▶ **DESCRIPTION OF THE TASK**: Every line below that has "name" in it should be copied.

▶ **Web page and app entries**:
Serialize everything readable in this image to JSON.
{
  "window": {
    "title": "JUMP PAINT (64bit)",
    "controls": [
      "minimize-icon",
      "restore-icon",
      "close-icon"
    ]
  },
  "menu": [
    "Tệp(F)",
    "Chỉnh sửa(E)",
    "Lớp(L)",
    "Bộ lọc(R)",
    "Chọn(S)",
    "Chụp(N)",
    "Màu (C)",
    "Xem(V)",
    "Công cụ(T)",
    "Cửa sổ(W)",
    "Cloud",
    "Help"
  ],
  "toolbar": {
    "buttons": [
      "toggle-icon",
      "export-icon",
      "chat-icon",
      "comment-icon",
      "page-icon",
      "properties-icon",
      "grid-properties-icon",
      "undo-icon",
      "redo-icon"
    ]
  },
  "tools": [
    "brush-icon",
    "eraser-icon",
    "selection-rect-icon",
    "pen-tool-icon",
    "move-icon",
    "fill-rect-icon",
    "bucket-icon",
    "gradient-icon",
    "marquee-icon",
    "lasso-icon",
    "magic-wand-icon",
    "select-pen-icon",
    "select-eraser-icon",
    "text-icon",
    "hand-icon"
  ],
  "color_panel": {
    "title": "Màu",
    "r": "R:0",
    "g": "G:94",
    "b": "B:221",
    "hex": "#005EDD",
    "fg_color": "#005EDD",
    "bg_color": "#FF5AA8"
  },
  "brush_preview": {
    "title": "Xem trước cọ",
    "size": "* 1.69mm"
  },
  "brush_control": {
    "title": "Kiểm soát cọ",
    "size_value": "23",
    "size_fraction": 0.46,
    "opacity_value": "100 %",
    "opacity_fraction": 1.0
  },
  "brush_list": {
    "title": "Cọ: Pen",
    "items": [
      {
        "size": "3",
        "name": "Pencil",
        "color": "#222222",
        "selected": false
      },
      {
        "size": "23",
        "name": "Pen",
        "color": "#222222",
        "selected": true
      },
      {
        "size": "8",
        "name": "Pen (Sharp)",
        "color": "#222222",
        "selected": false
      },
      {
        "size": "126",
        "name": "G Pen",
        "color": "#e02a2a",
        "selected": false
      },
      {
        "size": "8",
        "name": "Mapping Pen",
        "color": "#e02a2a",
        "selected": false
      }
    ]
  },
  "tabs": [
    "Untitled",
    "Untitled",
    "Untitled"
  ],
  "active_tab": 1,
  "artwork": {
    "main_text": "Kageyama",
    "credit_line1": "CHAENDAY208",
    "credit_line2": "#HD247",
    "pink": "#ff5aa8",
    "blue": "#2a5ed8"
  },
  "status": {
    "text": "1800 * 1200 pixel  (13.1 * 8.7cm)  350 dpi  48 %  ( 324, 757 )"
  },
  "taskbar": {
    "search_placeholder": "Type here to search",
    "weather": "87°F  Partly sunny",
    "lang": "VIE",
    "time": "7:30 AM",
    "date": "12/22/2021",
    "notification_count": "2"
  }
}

▶ **OUTPUT FOR THIS EXERCISE**:
        "name": "Pencil",
        "name": "Pen",
        "name": "Pen (Sharp)",
        "name": "G Pen",
        "name": "Mapping Pen",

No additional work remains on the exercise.